__WHAT YOU HAVE TO DO__. Could you report every line of the listing below that holds the word "email"?

(PROVIDED DATA)

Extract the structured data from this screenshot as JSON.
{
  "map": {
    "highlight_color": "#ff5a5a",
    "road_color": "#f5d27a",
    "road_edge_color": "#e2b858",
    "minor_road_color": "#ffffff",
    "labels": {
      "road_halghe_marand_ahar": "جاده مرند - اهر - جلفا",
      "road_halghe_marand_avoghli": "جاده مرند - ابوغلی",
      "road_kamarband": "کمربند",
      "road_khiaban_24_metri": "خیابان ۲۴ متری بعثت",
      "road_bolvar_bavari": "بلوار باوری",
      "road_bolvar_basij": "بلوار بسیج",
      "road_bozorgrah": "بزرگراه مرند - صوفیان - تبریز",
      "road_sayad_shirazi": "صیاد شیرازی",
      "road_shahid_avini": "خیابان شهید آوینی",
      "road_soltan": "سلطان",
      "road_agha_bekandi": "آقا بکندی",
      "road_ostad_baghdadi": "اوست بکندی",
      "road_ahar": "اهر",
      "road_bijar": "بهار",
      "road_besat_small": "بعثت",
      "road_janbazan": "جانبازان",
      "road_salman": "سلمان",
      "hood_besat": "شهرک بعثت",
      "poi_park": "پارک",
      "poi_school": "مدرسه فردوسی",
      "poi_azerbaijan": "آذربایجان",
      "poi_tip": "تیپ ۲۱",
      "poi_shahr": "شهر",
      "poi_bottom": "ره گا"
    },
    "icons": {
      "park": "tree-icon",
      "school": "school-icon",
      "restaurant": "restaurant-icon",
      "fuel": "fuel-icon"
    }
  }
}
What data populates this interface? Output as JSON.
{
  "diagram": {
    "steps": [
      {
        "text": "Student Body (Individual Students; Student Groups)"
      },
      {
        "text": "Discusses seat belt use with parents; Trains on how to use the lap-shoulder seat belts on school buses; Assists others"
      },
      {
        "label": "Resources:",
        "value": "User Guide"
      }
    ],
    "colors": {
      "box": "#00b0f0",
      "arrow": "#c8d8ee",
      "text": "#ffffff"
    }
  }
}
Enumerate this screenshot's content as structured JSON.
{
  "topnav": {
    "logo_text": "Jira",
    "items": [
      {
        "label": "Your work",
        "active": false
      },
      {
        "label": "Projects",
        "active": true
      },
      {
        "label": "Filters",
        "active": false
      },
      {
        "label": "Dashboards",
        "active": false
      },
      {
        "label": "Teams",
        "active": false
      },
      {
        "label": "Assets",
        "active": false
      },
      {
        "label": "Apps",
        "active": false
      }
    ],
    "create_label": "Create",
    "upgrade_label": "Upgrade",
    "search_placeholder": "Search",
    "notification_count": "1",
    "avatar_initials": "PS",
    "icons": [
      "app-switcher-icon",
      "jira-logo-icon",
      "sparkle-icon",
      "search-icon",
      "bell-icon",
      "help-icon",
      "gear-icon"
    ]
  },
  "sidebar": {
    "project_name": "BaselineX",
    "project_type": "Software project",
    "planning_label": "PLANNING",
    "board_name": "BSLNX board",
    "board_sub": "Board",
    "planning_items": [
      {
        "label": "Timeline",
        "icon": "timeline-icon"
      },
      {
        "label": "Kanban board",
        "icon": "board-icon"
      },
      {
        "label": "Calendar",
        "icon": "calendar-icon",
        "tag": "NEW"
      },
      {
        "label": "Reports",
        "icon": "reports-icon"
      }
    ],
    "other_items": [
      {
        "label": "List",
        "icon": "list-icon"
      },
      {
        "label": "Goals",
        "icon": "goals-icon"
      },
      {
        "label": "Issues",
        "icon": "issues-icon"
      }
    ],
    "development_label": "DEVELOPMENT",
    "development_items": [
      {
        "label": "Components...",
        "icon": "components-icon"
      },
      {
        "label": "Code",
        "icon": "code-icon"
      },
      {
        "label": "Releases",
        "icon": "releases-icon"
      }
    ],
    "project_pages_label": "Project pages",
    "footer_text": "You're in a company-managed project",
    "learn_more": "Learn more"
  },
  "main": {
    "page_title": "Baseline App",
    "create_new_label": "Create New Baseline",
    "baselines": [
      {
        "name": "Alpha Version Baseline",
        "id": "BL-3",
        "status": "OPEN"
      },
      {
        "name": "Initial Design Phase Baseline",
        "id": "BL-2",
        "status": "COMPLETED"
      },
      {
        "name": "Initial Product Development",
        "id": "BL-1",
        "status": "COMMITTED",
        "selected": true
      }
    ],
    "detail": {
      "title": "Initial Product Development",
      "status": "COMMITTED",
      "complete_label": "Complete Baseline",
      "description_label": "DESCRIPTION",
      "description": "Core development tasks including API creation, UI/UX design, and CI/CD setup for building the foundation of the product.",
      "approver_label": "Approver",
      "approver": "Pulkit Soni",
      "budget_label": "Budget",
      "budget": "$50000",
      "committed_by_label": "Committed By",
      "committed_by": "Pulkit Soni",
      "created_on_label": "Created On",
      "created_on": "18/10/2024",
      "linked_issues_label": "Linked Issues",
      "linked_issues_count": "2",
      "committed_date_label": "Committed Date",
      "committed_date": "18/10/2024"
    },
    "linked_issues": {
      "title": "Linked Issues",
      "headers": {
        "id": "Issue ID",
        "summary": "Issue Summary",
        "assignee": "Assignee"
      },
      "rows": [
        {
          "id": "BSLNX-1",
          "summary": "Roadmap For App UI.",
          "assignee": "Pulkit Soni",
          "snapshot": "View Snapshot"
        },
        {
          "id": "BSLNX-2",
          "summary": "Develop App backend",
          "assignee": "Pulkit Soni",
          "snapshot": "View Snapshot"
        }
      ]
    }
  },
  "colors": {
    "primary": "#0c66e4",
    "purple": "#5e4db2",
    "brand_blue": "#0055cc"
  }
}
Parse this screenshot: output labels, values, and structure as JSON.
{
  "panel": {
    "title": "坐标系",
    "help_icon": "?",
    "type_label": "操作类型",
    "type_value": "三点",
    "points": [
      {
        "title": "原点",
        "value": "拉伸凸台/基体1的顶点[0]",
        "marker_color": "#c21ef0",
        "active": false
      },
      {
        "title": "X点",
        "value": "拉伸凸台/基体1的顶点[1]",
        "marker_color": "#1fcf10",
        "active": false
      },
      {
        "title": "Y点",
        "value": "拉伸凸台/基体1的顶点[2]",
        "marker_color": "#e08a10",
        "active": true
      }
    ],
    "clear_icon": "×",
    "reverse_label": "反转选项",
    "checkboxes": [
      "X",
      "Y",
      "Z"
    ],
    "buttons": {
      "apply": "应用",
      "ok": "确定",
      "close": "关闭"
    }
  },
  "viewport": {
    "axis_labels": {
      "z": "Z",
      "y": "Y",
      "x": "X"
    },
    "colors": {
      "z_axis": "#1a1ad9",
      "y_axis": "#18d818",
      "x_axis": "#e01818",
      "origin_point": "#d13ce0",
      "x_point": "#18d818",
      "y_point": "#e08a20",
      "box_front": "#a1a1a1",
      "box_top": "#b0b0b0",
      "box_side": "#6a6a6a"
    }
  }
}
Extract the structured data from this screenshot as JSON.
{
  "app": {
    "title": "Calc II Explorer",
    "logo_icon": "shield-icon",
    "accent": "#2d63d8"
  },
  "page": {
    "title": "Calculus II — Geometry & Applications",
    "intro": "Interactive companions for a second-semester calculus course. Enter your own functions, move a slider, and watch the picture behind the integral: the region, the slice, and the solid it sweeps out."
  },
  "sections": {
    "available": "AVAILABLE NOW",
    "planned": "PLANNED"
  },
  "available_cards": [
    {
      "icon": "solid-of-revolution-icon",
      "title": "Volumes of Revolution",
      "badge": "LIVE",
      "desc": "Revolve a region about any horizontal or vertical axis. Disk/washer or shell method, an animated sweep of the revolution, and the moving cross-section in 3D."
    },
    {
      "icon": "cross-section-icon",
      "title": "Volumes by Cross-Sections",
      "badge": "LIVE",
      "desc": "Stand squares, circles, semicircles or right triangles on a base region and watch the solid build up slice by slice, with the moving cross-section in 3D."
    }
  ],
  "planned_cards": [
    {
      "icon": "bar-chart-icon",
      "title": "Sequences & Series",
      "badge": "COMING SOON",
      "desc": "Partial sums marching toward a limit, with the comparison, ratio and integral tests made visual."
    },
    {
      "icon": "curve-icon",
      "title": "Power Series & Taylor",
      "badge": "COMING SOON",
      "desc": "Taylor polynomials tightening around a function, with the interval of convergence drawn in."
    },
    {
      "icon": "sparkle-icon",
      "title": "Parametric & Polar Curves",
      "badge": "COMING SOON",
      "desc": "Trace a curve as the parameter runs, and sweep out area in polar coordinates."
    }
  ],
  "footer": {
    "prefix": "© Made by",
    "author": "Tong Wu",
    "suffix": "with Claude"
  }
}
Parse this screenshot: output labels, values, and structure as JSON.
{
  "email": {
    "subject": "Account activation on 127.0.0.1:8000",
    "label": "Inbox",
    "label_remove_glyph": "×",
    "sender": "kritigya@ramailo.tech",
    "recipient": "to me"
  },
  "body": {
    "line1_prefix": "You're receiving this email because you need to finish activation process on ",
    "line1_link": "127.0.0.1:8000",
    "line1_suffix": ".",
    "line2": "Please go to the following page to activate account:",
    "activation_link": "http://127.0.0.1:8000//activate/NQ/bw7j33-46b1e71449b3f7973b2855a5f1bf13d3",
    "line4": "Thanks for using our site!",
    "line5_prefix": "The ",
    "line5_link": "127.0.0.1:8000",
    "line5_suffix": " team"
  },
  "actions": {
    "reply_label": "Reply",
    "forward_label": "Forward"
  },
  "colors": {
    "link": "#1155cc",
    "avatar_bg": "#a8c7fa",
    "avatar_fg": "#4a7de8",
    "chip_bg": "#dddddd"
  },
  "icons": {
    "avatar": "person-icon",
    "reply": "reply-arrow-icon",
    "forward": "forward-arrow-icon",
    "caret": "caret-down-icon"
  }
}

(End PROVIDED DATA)

__ANSWER AREA__.
  "email": {
    "line1_prefix": "You're receiving this email because you need to finish activation process on ",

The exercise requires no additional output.